Cons: Anatagonists not fully developed; abrupt ending of "End Run"
In the interest of full disclosure, author Jennie Coughlin is a friend. When she asked me if I was interested in receiving a review copy of Thrown Out: Stories from Exeter, I immediately said yes, figuring that if I absolutely hated it, I would not review it. Fortunately, that’s not the case.
This book is available in both electronic and traditional formats. The paperback version is very thin since these four stories are 86 pages combined. It makes for a quick read, but it is worth it.
Exeter is a fictitious small town in Massachusetts. There’s a college in town, but the non-college part of the town is very small and most people have been there for years. These stories don’t focus on any one character but give us glimpses of the people who live in the town.
“Bones of the Past” opens the collection, and it finds Riordan, a lawyer in town, telling Ellie, a newcomer, about the town’s past connections with the mob and how it all came to a head one summer. While the story tells us what is to come in the first few pages, how the characters reacted to things is interested to watch. I enjoyed this story very much.
“Thrown Out” focuses on Chris who has reached a crossroads in his relationship with Dan. Can Chris overcome a very painful past to fully embrace Dan? Again, the plot held few surprises for me, but the characters were brought to life from the very beginning, so the story was extremely powerful. I could feel Chris’ pain on every page as he struggled with what he was going to do.

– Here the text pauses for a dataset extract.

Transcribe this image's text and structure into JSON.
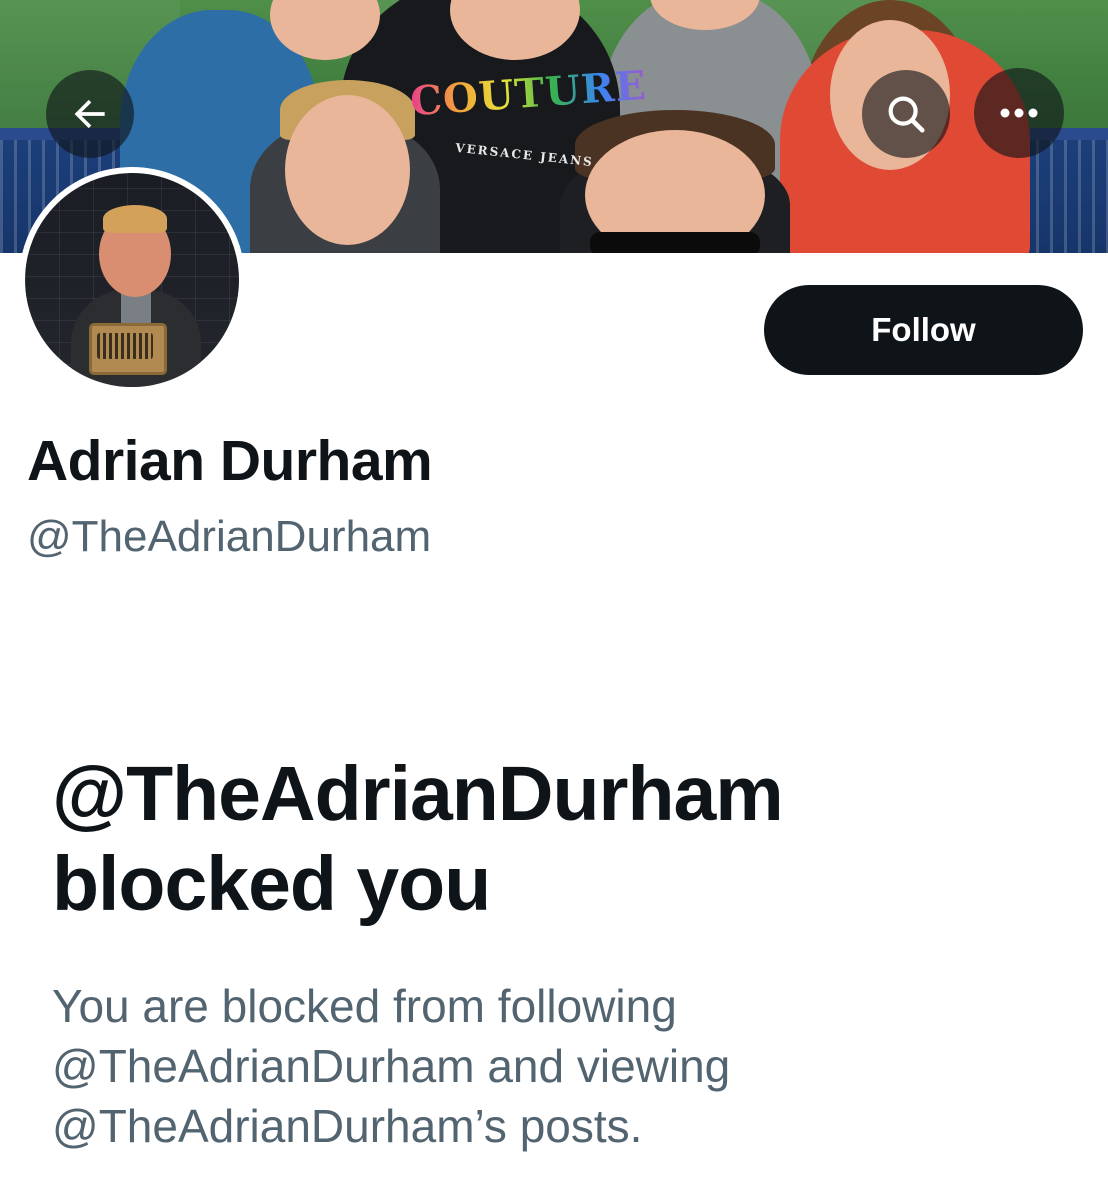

“End Run” was the weakest story in the book for me. This one finds the owner of the general store, F.X. O’Leary, worried about his grandkids. So he goes to Riordan to find a way he can learn more about what his kids are facing without upsetting his son. This one ended so abruptly for me I honestly felt like it was half a story. Again, the characters were well drawn and grabbed me from the first page.

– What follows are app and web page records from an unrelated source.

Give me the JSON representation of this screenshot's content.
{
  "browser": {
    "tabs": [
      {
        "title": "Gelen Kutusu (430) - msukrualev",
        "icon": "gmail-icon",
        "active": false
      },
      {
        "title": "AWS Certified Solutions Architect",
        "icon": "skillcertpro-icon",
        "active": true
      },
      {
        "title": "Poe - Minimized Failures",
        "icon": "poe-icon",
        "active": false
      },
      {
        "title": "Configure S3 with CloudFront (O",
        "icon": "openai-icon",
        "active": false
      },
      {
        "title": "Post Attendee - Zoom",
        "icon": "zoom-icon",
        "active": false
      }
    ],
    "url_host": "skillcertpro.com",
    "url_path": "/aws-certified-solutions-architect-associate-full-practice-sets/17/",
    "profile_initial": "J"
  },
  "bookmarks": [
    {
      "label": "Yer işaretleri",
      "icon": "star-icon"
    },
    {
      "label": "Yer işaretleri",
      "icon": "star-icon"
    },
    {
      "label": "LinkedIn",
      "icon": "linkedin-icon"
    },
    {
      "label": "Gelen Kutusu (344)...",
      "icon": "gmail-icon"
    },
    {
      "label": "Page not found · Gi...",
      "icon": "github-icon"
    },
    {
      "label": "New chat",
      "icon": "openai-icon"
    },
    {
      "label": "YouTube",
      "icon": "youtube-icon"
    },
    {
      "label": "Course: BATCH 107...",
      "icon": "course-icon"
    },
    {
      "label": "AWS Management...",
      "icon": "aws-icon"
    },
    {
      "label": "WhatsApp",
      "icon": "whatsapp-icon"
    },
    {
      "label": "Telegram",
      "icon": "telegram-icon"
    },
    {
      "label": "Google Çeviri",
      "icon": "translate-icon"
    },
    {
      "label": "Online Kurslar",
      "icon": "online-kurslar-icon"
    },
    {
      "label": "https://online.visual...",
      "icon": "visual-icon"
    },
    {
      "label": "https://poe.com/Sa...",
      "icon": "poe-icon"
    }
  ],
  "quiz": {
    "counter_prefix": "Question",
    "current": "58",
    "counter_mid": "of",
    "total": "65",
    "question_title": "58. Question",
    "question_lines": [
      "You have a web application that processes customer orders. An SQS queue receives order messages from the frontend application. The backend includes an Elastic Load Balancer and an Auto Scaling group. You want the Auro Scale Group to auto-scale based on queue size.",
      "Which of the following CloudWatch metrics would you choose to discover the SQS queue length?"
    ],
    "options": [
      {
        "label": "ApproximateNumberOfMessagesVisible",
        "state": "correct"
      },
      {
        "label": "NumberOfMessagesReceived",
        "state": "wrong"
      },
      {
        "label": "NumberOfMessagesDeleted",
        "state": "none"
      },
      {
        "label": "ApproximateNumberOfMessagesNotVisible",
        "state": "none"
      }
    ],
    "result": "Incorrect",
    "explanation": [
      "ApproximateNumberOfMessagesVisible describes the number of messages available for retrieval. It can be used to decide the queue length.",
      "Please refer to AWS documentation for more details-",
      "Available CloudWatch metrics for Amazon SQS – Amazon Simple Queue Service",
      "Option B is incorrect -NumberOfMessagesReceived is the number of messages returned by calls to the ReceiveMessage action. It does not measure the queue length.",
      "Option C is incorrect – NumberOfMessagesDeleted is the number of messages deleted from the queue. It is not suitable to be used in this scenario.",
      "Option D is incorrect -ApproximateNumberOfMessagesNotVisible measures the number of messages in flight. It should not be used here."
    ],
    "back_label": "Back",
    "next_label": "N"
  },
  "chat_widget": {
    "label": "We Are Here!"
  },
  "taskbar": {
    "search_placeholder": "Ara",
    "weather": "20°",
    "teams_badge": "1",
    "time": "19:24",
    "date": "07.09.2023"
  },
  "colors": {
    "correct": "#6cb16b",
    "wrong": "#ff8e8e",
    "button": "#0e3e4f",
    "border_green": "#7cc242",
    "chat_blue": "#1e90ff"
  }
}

Finally comes “Intricate Dance.” This one flashes back to 1969 as a young Riordan takes on a high profile and political local divorce case at the same time he is trying to get serious with Becca, a young artist who he thinks is the love of his life. This story held the most tension for me, but even then the characters were at the forefront.
While each story really does have a different focus as far as characters go, characters will pop up again in later stories. Riordan is the closest thing to a main character, but he hardly appears in one story.
There is definitely enough plot to keep you engaged, but the stars are the characters. The main ones are richly developed and feel very real after just a page or two. The antagonists, of the stories, don’t fare nearly as well. They are very flat and border on stereotypical, at least to me. Granted, they aren’t the focus of the stories, and I’m sure if we were to see more of them, we’d understand them better. Still, that was a disappointment.
So obviously I did have some small issues with the stories in Thrown Out: Stories from Exeter, but overall I enjoyed it. It was a switch from my normal mystery dominated choices, and one I enjoyed.